### Try it
All of the entries need to be copied character for character.

Dataset rows for apps and sites:
######

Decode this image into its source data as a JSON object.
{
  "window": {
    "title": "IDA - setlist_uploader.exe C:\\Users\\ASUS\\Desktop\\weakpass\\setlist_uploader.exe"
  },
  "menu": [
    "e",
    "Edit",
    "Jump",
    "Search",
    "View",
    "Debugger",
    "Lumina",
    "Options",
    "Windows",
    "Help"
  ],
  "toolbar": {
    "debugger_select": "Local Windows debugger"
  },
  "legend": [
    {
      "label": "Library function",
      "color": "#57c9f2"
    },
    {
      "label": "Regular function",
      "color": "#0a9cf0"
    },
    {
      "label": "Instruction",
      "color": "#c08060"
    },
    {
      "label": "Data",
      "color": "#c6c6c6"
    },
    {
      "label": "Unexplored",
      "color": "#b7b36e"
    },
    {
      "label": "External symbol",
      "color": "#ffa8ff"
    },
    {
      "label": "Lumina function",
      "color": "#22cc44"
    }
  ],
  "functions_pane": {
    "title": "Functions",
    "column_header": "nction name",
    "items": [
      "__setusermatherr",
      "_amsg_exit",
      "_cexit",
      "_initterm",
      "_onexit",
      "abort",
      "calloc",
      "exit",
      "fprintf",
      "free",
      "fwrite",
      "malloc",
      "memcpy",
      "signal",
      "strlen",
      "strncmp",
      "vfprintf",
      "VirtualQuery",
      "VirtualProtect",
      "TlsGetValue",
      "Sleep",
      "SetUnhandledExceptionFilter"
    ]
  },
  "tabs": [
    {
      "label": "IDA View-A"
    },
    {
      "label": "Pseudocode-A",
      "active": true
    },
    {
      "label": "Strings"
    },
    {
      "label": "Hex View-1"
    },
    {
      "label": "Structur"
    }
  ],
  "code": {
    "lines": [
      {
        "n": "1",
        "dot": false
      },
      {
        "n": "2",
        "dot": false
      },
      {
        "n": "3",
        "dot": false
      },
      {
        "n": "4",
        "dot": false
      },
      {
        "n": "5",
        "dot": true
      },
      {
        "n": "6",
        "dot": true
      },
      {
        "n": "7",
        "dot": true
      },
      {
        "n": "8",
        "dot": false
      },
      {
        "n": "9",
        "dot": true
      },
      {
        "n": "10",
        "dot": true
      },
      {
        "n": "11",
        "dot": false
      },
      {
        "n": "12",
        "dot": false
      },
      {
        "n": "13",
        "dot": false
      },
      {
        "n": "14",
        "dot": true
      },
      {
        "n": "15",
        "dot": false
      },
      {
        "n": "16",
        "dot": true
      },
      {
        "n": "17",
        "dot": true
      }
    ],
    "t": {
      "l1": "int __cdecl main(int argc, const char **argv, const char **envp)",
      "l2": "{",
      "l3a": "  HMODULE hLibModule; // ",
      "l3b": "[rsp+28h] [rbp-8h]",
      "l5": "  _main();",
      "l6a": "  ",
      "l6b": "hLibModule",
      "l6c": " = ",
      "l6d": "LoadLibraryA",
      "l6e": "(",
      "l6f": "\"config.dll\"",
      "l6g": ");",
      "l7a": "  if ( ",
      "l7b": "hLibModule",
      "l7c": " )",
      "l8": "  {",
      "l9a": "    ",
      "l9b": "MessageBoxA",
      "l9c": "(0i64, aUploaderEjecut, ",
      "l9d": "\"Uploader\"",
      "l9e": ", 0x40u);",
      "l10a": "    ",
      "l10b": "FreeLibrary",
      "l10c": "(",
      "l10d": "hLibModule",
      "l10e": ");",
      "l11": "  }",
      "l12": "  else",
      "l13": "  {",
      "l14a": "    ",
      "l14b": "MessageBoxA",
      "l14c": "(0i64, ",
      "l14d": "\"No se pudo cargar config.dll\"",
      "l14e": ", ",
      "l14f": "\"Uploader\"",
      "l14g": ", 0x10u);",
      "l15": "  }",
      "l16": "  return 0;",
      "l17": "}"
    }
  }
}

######

### Task response
Decode this image into its source data as a JSON object.
{
  "window": {
    "title": "IDA - setlist_uploader.exe C:\\Users\\ASUS\\Desktop\\weakpass\\setlist_uploader.exe"
  },
  "menu": [
    "e",
    "Edit",
    "Jump",
    "Search",
    "View",
    "Debugger",
    "Lumina",
    "Options",
    "Windows",
    "Help"
  ],
  "toolbar": {
    "debugger_select": "Local Windows debugger"
  },
  "legend": [
    {
      "label": "Library function",
      "color": "#57c9f2"
    },
    {
      "label": "Regular function",
      "color": "#0a9cf0"
    },
    {
      "label": "Instruction",
      "color": "#c08060"
    },
    {
      "label": "Data",
      "color": "#c6c6c6"
    },
    {
      "label": "Unexplored",
      "color": "#b7b36e"
    },
    {
      "label": "External symbol",
      "color": "#ffa8ff"
    },
    {
      "label": "Lumina function",
      "color": "#22cc44"
    }
  ],
  "functions_pane": {
    "title": "Functions",
    "column_header": "nction name",
    "items": [
      "__setusermatherr",
      "_amsg_exit",
      "_cexit",
      "_initterm",
      "_onexit",
      "abort",
      "calloc",
      "exit",
      "fprintf",
      "free",
      "fwrite",
      "malloc",
      "memcpy",
      "signal",
      "strlen",
      "strncmp",
      "vfprintf",
      "VirtualQuery",
      "VirtualProtect",
      "TlsGetValue",
      "Sleep",
      "SetUnhandledExceptionFilter"
    ]
  },
  "tabs": [
    {
      "label": "IDA View-A"
    },
    {
      "label": "Pseudocode-A",
      "active": true
    },
    {
      "label": "Strings"
    },
    {
      "label": "Hex View-1"
    },
    {
      "label": "Structur"
    }
  ],
  "code": {
    "lines": [
      {
        "n": "1",
        "dot": false
      },
      {
        "n": "2",
        "dot": false
      },
      {
        "n": "3",
        "dot": false
      },
      {
        "n": "4",
        "dot": false
      },
      {
        "n": "5",
        "dot": true
      },
      {
        "n": "6",
        "dot": true
      },
      {
        "n": "7",
        "dot": true
      },
      {
        "n": "8",
        "dot": false
      },
      {
        "n": "9",
        "dot": true
      },
      {
        "n": "10",
        "dot": true
      },
      {
        "n": "11",
        "dot": false
      },
      {
        "n": "12",
        "dot": false
      },
      {
        "n": "13",
        "dot": false
      },
      {
        "n": "14",
        "dot": true
      },
      {
        "n": "15",
        "dot": false
      },
      {
        "n": "16",
        "dot": true
      },
      {
        "n": "17",
        "dot": true
      }
    ],
    "t": {
      "l1": "int __cdecl main(int argc, const char **argv, const char **envp)",
      "l2": "{",
      "l3a": "  HMODULE hLibModule; // ",
      "l3b": "[rsp+28h] [rbp-8h]",
      "l5": "  _main();",
      "l6a": "  ",
      "l6b": "hLibModule",
      "l6c": " = ",
      "l6d": "LoadLibraryA",
      "l6e": "(",
      "l6f": "\"config.dll\"",
      "l6g": ");",
      "l7a": "  if ( ",
      "l7b": "hLibModule",
      "l7c": " )",
      "l8": "  {",
      "l9a": "    ",
      "l9b": "MessageBoxA",
      "l9c": "(0i64, aUploaderEjecut, ",
      "l9d": "\"Uploader\"",
      "l9e": ", 0x40u);",
      "l10a": "    ",
      "l10b": "FreeLibrary",
      "l10c": "(",
      "l10d": "hLibModule",
      "l10e": ");",
      "l11": "  }",
      "l12": "  else",
      "l13": "  {",
      "l14a": "    ",
      "l14b": "MessageBoxA",
      "l14c": "(0i64, ",
      "l14d": "\"No se pudo cargar config.dll\"",
      "l14e": ", ",
      "l14f": "\"Uploader\"",
      "l14g": ", 0x10u);",
      "l15": "  }",
      "l16": "  return 0;",
      "l17": "}"
    }
  }
}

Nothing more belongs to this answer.